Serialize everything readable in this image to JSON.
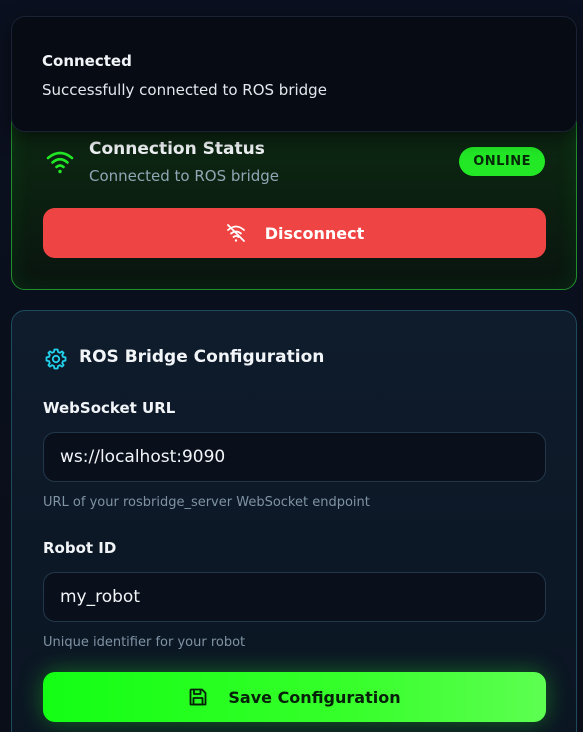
{
  "toast": {
    "title": "Connected",
    "description": "Successfully connected to ROS bridge"
  },
  "status": {
    "title": "Connection Status",
    "subtitle": "Connected to ROS bridge",
    "badge": "ONLINE",
    "disconnect_label": "Disconnect",
    "icons": {
      "status": "wifi-icon",
      "disconnect": "wifi-off-icon"
    },
    "colors": {
      "online": "#22e826",
      "danger": "#ef4444"
    }
  },
  "config": {
    "title": "ROS Bridge Configuration",
    "icon": "gear-icon",
    "fields": [
      {
        "label": "WebSocket URL",
        "value": "ws://localhost:9090",
        "help": "URL of your rosbridge_server WebSocket endpoint"
      },
      {
        "label": "Robot ID",
        "value": "my_robot",
        "help": "Unique identifier for your robot"
      }
    ],
    "save_label": "Save Configuration",
    "save_icon": "save-icon",
    "colors": {
      "accent": "#22d3ee",
      "save": "#13ff14"
    }
  }
}
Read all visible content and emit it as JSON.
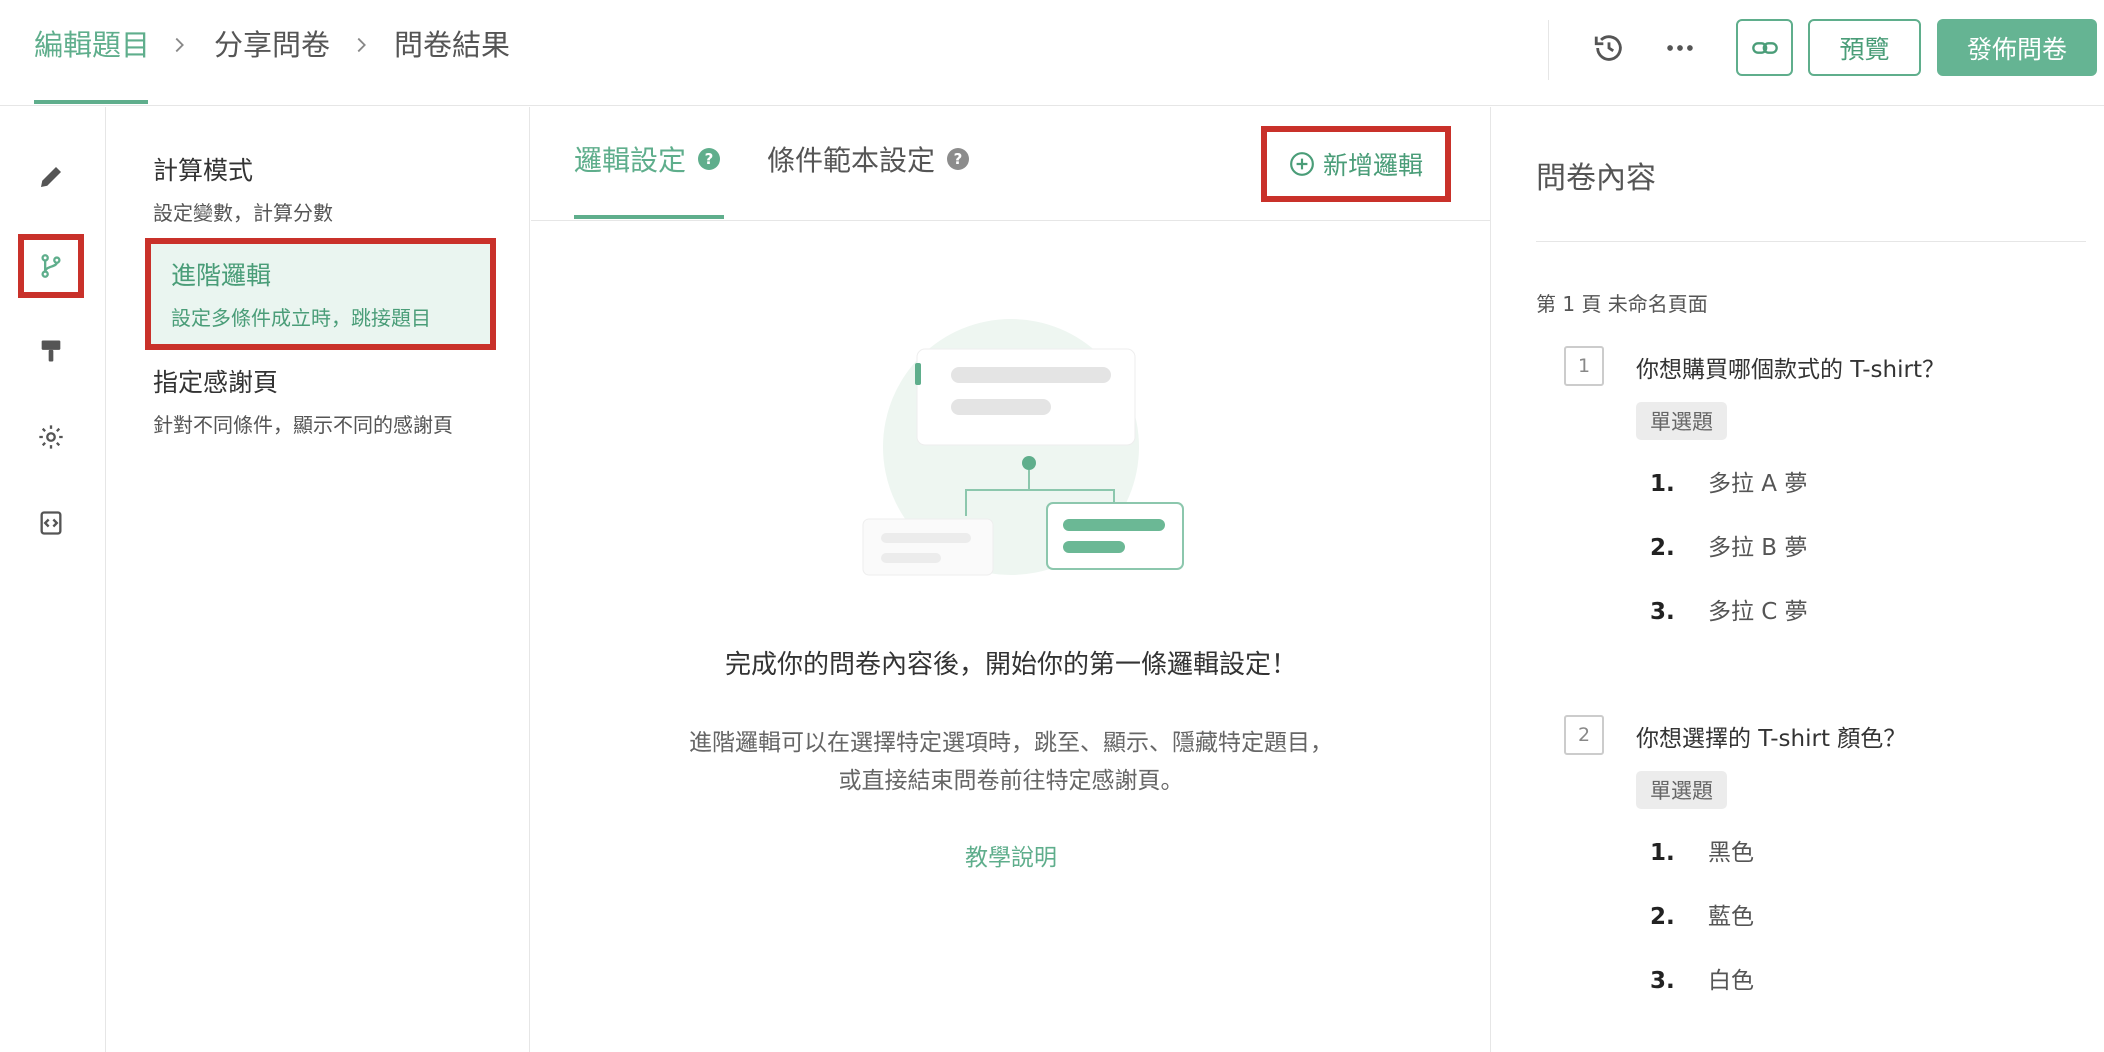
{
  "breadcrumb": {
    "items": [
      {
        "label": "編輯題目",
        "active": true
      },
      {
        "label": "分享問卷",
        "active": false
      },
      {
        "label": "問卷結果",
        "active": false
      }
    ]
  },
  "header_actions": {
    "history_icon": "history-icon",
    "more_icon": "more-horizontal-icon",
    "link_icon": "link-icon",
    "preview_label": "預覽",
    "publish_label": "發佈問卷"
  },
  "rail": {
    "items": [
      {
        "icon": "pencil-icon",
        "selected": false
      },
      {
        "icon": "branch-icon",
        "selected": true
      },
      {
        "icon": "paint-roller-icon",
        "selected": false
      },
      {
        "icon": "gear-icon",
        "selected": false
      },
      {
        "icon": "code-file-icon",
        "selected": false
      }
    ]
  },
  "modes": [
    {
      "title": "計算模式",
      "desc": "設定變數，計算分數",
      "active": false
    },
    {
      "title": "進階邏輯",
      "desc": "設定多條件成立時，跳接題目",
      "active": true
    },
    {
      "title": "指定感謝頁",
      "desc": "針對不同條件，顯示不同的感謝頁",
      "active": false
    }
  ],
  "center": {
    "tabs": [
      {
        "label": "邏輯設定",
        "active": true
      },
      {
        "label": "條件範本設定",
        "active": false
      }
    ],
    "add_logic_label": "新增邏輯",
    "empty_title": "完成你的問卷內容後，開始你的第一條邏輯設定！",
    "empty_desc": "進階邏輯可以在選擇特定選項時，跳至、顯示、隱藏特定題目，或直接結束問卷前往特定感謝頁。",
    "tutorial_label": "教學說明"
  },
  "survey": {
    "title": "問卷內容",
    "page_label": "第 1 頁 未命名頁面",
    "questions": [
      {
        "number": "1",
        "title": "你想購買哪個款式的 T-shirt？",
        "type": "單選題",
        "options": [
          {
            "n": "1.",
            "text": "多拉 A 夢"
          },
          {
            "n": "2.",
            "text": "多拉 B 夢"
          },
          {
            "n": "3.",
            "text": "多拉 C 夢"
          }
        ]
      },
      {
        "number": "2",
        "title": "你想選擇的 T-shirt 顏色？",
        "type": "單選題",
        "options": [
          {
            "n": "1.",
            "text": "黑色"
          },
          {
            "n": "2.",
            "text": "藍色"
          },
          {
            "n": "3.",
            "text": "白色"
          }
        ]
      }
    ]
  },
  "colors": {
    "accent": "#5fae8c",
    "accent_dark": "#4a9d78",
    "highlight_box": "#c9312a",
    "active_bg": "#eaf5f0"
  }
}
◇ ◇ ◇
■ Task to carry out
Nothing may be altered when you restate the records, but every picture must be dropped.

■ Response to this exercise
Serialize everything readable in this image to JSON.
{
  "toast": {
    "title": "Connected",
    "description": "Successfully connected to ROS bridge"
  },
  "status": {
    "title": "Connection Status",
    "subtitle": "Connected to ROS bridge",
    "badge": "ONLINE",
    "disconnect_label": "Disconnect",
    "icons": {
      "status": "wifi-icon",
      "disconnect": "wifi-off-icon"
    },
    "colors": {
      "online": "#22e826",
      "danger": "#ef4444"
    }
  },
  "config": {
    "title": "ROS Bridge Configuration",
    "icon": "gear-icon",
    "fields": [
      {
        "label": "WebSocket URL",
        "value": "ws://localhost:9090",
        "help": "URL of your rosbridge_server WebSocket endpoint"
      },
      {
        "label": "Robot ID",
        "value": "my_robot",
        "help": "Unique identifier for your robot"
      }
    ],
    "save_label": "Save Configuration",
    "save_icon": "save-icon",
    "colors": {
      "accent": "#22d3ee",
      "save": "#13ff14"
    }
  }
}
Read all visible content and emit it as JSON.
{
  "breadcrumb": {
    "items": [
      {
        "label": "編輯題目",
        "active": true
      },
      {
        "label": "分享問卷",
        "active": false
      },
      {
        "label": "問卷結果",
        "active": false
      }
    ]
  },
  "header_actions": {
    "history_icon": "history-icon",
    "more_icon": "more-horizontal-icon",
    "link_icon": "link-icon",
    "preview_label": "預覽",
    "publish_label": "發佈問卷"
  },
  "rail": {
    "items": [
      {
        "icon": "pencil-icon",
        "selected": false
      },
      {
        "icon": "branch-icon",
        "selected": true
      },
      {
        "icon": "paint-roller-icon",
        "selected": false
      },
      {
        "icon": "gear-icon",
        "selected": false
      },
      {
        "icon": "code-file-icon",
        "selected": false
      }
    ]
  },
  "modes": [
    {
      "title": "計算模式",
      "desc": "設定變數，計算分數",
      "active": false
    },
    {
      "title": "進階邏輯",
      "desc": "設定多條件成立時，跳接題目",
      "active": true
    },
    {
      "title": "指定感謝頁",
      "desc": "針對不同條件，顯示不同的感謝頁",
      "active": false
    }
  ],
  "center": {
    "tabs": [
      {
        "label": "邏輯設定",
        "active": true
      },
      {
        "label": "條件範本設定",
        "active": false
      }
    ],
    "add_logic_label": "新增邏輯",
    "empty_title": "完成你的問卷內容後，開始你的第一條邏輯設定！",
    "empty_desc": "進階邏輯可以在選擇特定選項時，跳至、顯示、隱藏特定題目，或直接結束問卷前往特定感謝頁。",
    "tutorial_label": "教學說明"
  },
  "survey": {
    "title": "問卷內容",
    "page_label": "第 1 頁 未命名頁面",
    "questions": [
      {
        "number": "1",
        "title": "你想購買哪個款式的 T-shirt？",
        "type": "單選題",
        "options": [
          {
            "n": "1.",
            "text": "多拉 A 夢"
          },
          {
            "n": "2.",
            "text": "多拉 B 夢"
          },
          {
            "n": "3.",
            "text": "多拉 C 夢"
          }
        ]
      },
      {
        "number": "2",
        "title": "你想選擇的 T-shirt 顏色？",
        "type": "單選題",
        "options": [
          {
            "n": "1.",
            "text": "黑色"
          },
          {
            "n": "2.",
            "text": "藍色"
          },
          {
            "n": "3.",
            "text": "白色"
          }
        ]
      }
    ]
  },
  "colors": {
    "accent": "#5fae8c",
    "accent_dark": "#4a9d78",
    "highlight_box": "#c9312a",
    "active_bg": "#eaf5f0"
  }
}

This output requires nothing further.